Today I interrupt the series on space (and I hope you’re enjoying it as much as I am) to bring you a Batman-related post. For the last few weeks, I’ve been on a Batman kick. And no, it’s not just because he’s hot and brooding. For some reason, watching his antics always makes me feel better when I’m feeling powerless. Chew on that, psych majors! But there’s another reason for my Bat-brooding, one I’ll get to in a moment.
Batman: The Animated Series, The New Batman Adventures, and Beware the Batman (below)
When I admitted to watching Batman, I didn’t mean the movies, which I’ve seen and loved. Various animated series on WB/CW or Cartoon Network have featured my favorite non-super-powered superhero. I’ve seen them all. I cut my eyeteeth on Batman: The Animated Series (1992—1995) and followed that up with The New Batman Adventures (1997—1999) and The New Batman/Superman Adventures (1997—2000). I disapproved of then approved of Batman Beyond (1999—2001; with a non-Bruce Wayne Batman) and The Batman (2004—2008). Recently, I blew through three seasons of Batman: The Brave and the Bold (2008—2011). (Um, not all in the last few weeks, mind you.) I recently investigated the latest awesomeness, Beware the Batman. Yee haw!
The Batman and Batman Beyond
Batman: The Brave and the Bold
Bruce Wayne as Batman has been a source of fascination not just to me but for many since his creation by Bob Kane and Milton “Bill” Finger in 1939. After all, he’s a bilionaire who fights crime at night with cool bat gizmos. (Can you imagine Bill Gates doing that?) Emotionally scarred by the murders of his parents, Wayne wages a one-man campaign against crime. And yes, he has the occasional sidekick: Robin, Batgirl, Katana, etc. But he mostly prefers to work alone.
Watching Batman in action has caused me to question the motivation of one of the main characters in my young adult fantasy novel. While not strictly a vigilante, this character has a chosen calling, which drives him to do what he believes is right. Unlike Bruce Wayne, he won’t stop short of taking a life.
While watching a Christmas episode of Brave and the Bold, I was struck by Batman’s declaration that he can’t take Christmas off, since crime doesn’t take a holiday. And in another episode, which causes me to wonder if the denouement of The Avengers movie was inspired by a scene in this episode, a severely injured Batman refuses to stay in bed and recuperate. After all, Gotham needs him. Apparently the police in that city are so incompetent, only Batman can save the citizens.

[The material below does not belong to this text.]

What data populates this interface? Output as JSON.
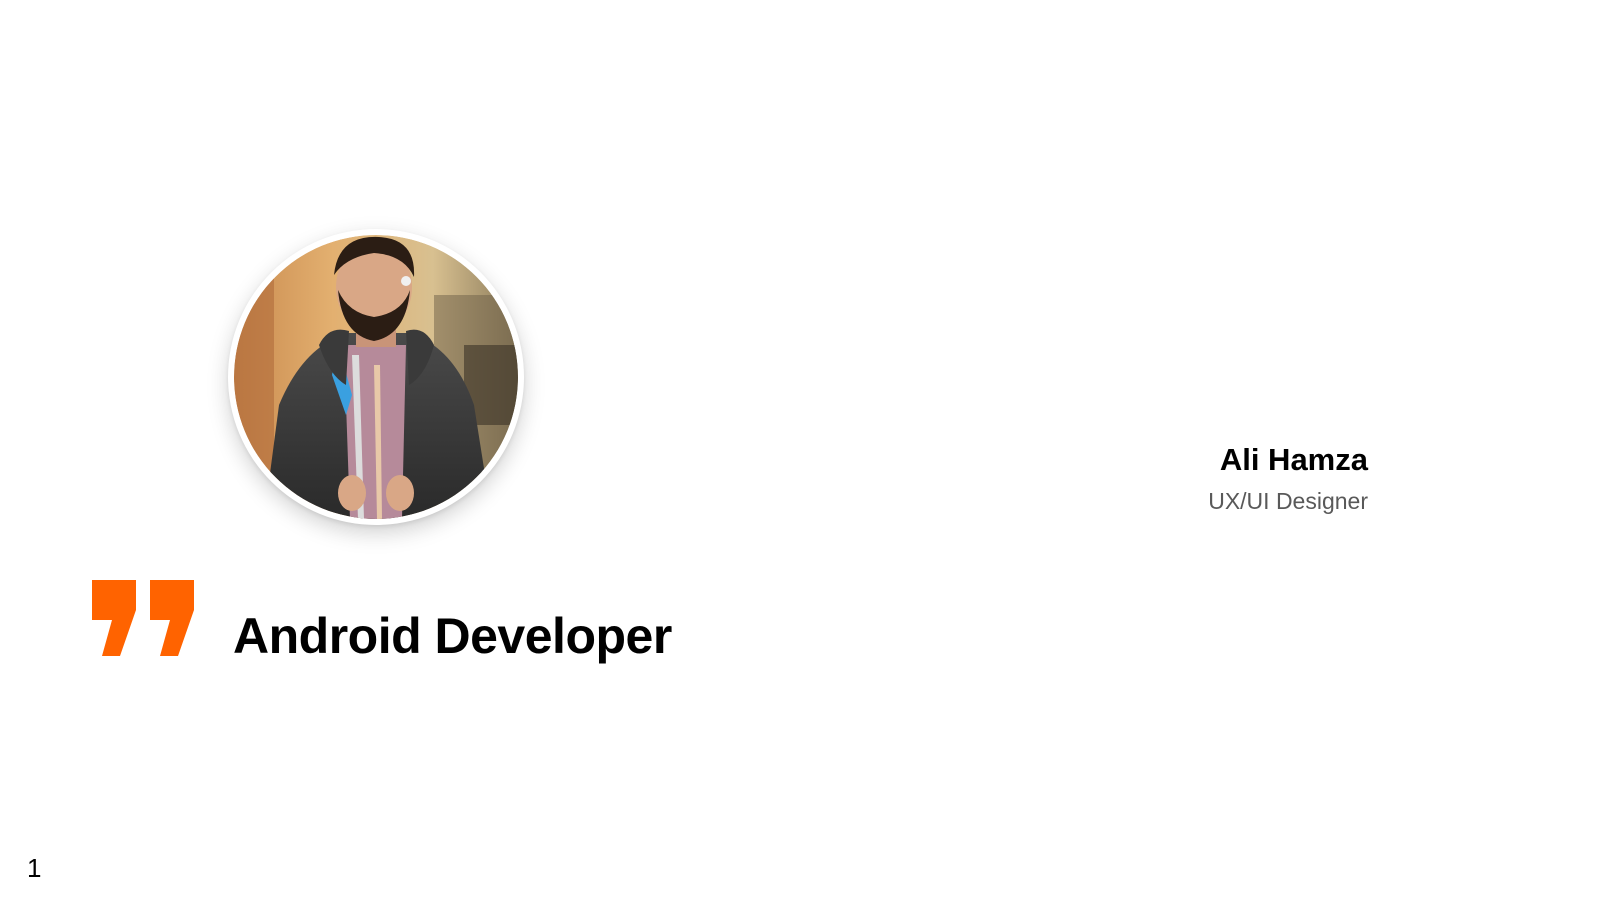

Batman seems to have a bit of a savior complex mixed in with his desire for revenge against criminals. What’s a savior complex? I found a handy definition at People Skills Decoded:
The savior complex is a psychological construct which makes a person feel the need to save other people. This person has a strong tendency to seek people who desperately need help and to assist them, often sacrificing their own needs for these people.
This is what makes Batman/Bruce Wayne so fascinating. The dude can’t help himself! But this is not a master class in psychoanalysis, so I’ll get to the point of this post. As I contemplated my character’s emotional arc, I came to the conclusion that a savior complex wasn’t a compelling enough reason for this guy to keep doing what he does. I needed to go beyond that as I fleshed out his story. So embedded in his wound of rejection is the shrapnel of despair and anger—a combination with lethal results at times for others. I can’t help thinking of damaged heroes like Tony Stark/Iron Man (especially in Iron Man 3) or Wolverine/James Howlett/Logan. Sometimes, they don’t want to save people. Sometimes, they need saving, especially from themselves. They make mistakes. And since my character is a teen who’s trying to figure out his life, making mistakes is par for the course. So, his complex is really a chip on the shoulder + rebellion + temper + needing to prove himself + parental nagging (“Get off your behind, boy!”).
Hmm. He reminds me of myself at that age.
How about you? Is a savior complex what you look for in a superhero or just a plain hero who isn’t so souped up? What qualities make a compelling hero?
P. S. If you have more spare time, you might take this superhero quiz to find out which superhero you are. For some reason, I’m Superman. Not exactly what I suspected of myself. Go figure.
Batman images from screencrush.com, braveandbold.wikia.com, gameinformer.com, seekersofthebat.com, superheroesrevelados.blogspot.com, Wikipedia, and thedcnation.wikia.com.